> **DIRECTIONS**: Keep the lines exact and the pictures out as you repeat the following listing.

───

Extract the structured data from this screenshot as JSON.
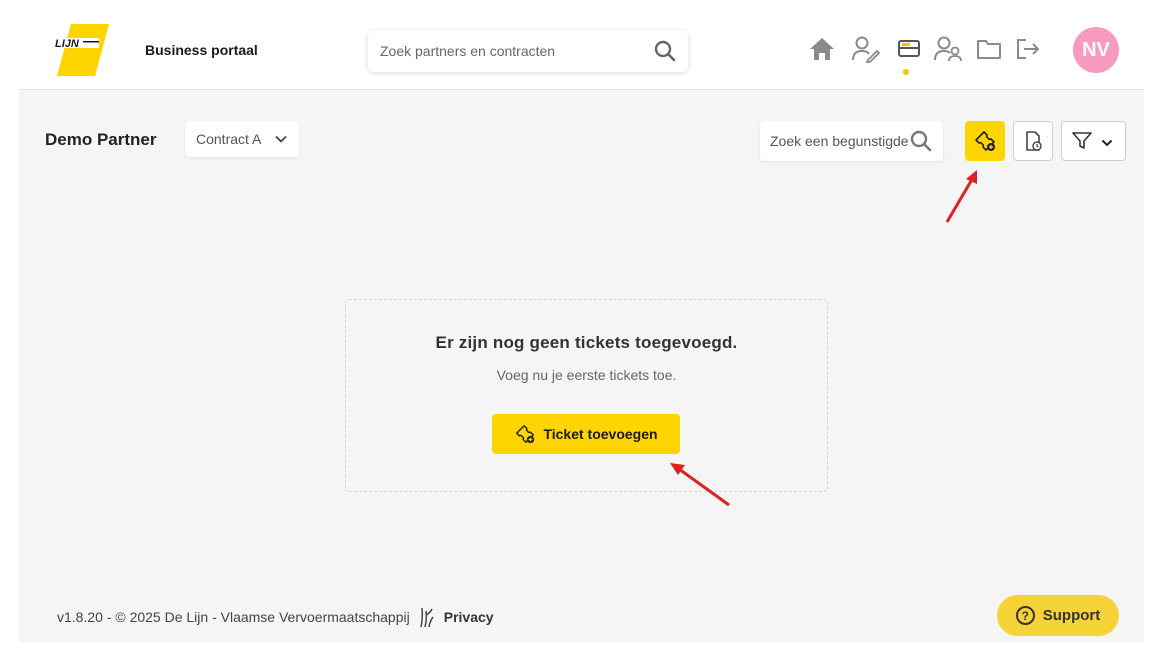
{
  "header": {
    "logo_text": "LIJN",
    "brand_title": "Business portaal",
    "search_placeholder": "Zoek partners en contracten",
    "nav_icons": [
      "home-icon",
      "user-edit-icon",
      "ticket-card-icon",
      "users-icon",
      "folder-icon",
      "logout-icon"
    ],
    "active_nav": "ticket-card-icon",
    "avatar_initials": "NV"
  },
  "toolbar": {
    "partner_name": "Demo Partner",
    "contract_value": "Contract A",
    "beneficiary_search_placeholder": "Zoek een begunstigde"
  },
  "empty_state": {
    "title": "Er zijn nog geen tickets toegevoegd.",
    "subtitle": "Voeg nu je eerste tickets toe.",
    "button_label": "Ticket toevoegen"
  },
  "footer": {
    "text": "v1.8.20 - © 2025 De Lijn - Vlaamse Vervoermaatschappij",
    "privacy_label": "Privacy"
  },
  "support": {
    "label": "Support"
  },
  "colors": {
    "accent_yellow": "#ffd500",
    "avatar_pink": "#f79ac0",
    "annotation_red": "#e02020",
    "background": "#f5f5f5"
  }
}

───

> **ANSWER TO THIS TASK**:
Extract the structured data from this screenshot as JSON.
{
  "header": {
    "logo_text": "LIJN",
    "brand_title": "Business portaal",
    "search_placeholder": "Zoek partners en contracten",
    "nav_icons": [
      "home-icon",
      "user-edit-icon",
      "ticket-card-icon",
      "users-icon",
      "folder-icon",
      "logout-icon"
    ],
    "active_nav": "ticket-card-icon",
    "avatar_initials": "NV"
  },
  "toolbar": {
    "partner_name": "Demo Partner",
    "contract_value": "Contract A",
    "beneficiary_search_placeholder": "Zoek een begunstigde"
  },
  "empty_state": {
    "title": "Er zijn nog geen tickets toegevoegd.",
    "subtitle": "Voeg nu je eerste tickets toe.",
    "button_label": "Ticket toevoegen"
  },
  "footer": {
    "text": "v1.8.20 - © 2025 De Lijn - Vlaamse Vervoermaatschappij",
    "privacy_label": "Privacy"
  },
  "support": {
    "label": "Support"
  },
  "colors": {
    "accent_yellow": "#ffd500",
    "avatar_pink": "#f79ac0",
    "annotation_red": "#e02020",
    "background": "#f5f5f5"
  }
}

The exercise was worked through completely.